Kiwi co-directors David Farrier and his “geeky friend” Dylan Reeve’s documentary is unusual in that, like Capturing The Friedmans or Lost In La Mancha and Gimme Shelter, it began as one thing and then became something else entirely. What started off as merely strange became far stranger and distinctly uncomfortable, which is not what you’re surely expecting from a movie about tickling.
The amiable Farrier is shown as a popular NZ journo who interviews stars (like a glimpsed Justin Bieber) and investigates weird-ish human interest stories (imagine a sort of less self-impressed Auckland version of Louis Theroux). His voiceover describes how he stumbled upon a link to a website all about ‘Competitive Endurance Tickling’, an extravagant LA event where fit lads appear to tie each other down and, in groups, tickle their opponents as they try not to giggle uncontrollably.
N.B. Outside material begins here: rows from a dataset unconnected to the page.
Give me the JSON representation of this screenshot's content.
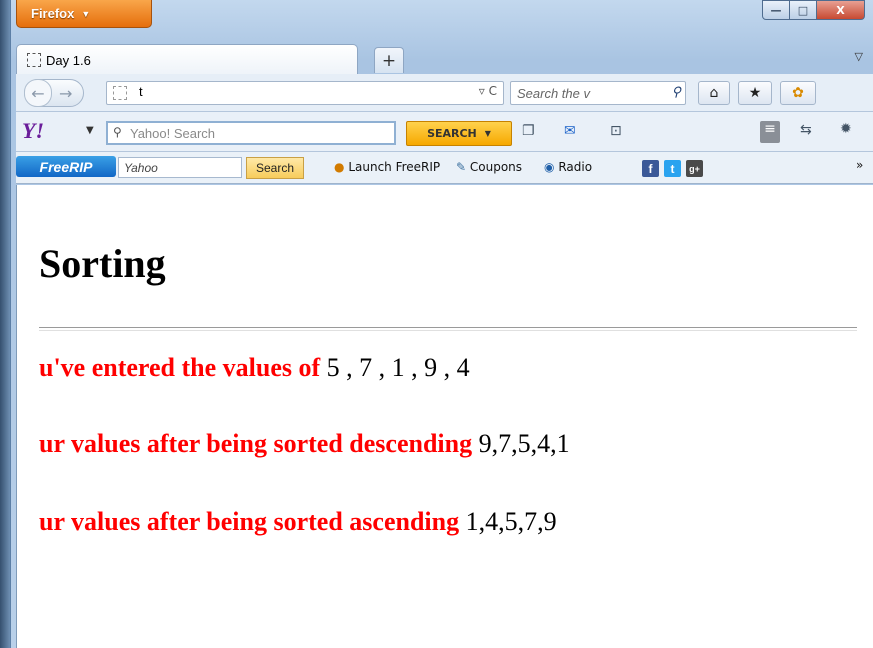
{
  "browser": {
    "menu_label": "Firefox",
    "tab_title": "Day 1.6",
    "new_tab": "+",
    "url_text": "t",
    "search_placeholder": "Search the v",
    "window_controls": {
      "minimize": "—",
      "maximize": "□",
      "close": "X"
    }
  },
  "yahoo_toolbar": {
    "logo": "Y!",
    "search_placeholder": "Yahoo! Search",
    "search_button": "SEARCH"
  },
  "freerip_toolbar": {
    "logo": "FreeRIP",
    "engine": "Yahoo",
    "search_button": "Search",
    "launch_label": "Launch FreeRIP",
    "coupons_label": "Coupons",
    "radio_label": "Radio",
    "overflow": "»"
  },
  "page": {
    "heading": "Sorting",
    "lines": [
      {
        "label": "u've entered the values of",
        "value": "5 , 7 , 1 , 9 , 4"
      },
      {
        "label": "ur values after being sorted descending",
        "value": "9,7,5,4,1"
      },
      {
        "label": "ur values after being sorted ascending",
        "value": "1,4,5,7,9"
      }
    ]
  },
  "colors": {
    "label_red": "#ff0000",
    "firefox_orange": "#e56e0c",
    "yahoo_purple": "#6a1d9a"
  }
}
Assuming that this would make a great subject for a report, Farrier consults the company behind it all (whose name won’t be revealed here as legal disputes still surround this film), and when what he’s currently up to goes viral, the organiser(s) hit back at him online repeatedly and viciously, calling him a “f****t” and the like. Which, as he’s quick to point out, is pretty rich given how homoerotic ‘Competitive Endurance Tickling’ looks.
Farrier quickly falls down a rabbit hole of the shadowy tickling industry
Incensed by the threats of legal action, especially those offered by a nasty trio of lawyers who refuse to let him film their meeting (he records it anyway), Farrier, Reeve and the team decide to do a Michael Moore and get in the faces of the CET types in LA. However, when they travel there for some cool guerilla/gonzo tricks, this shifts gears, as they meet up with guys glad to talk about tickling as a sexual fetish, learn about ‘Terri Tickle’ (an elusive tickling figure in the early days of the internet) and uncover the truth behind what’s really going on here. Or do they? Farrier and Reeve’s film aspires to address issues of control, power, sexuality and fear, but there’s more going on here, as this also works as an exploration of the whole notion of reality itself, and especially the various realities we create for ourselves online when we seek to become someone else (which is becoming harder and harder to do). And yes, that’s quite an achievement – who would have believed that tickling could be so scarily serious? Tickled will be in Australian cinemas from August 19. Rated MA.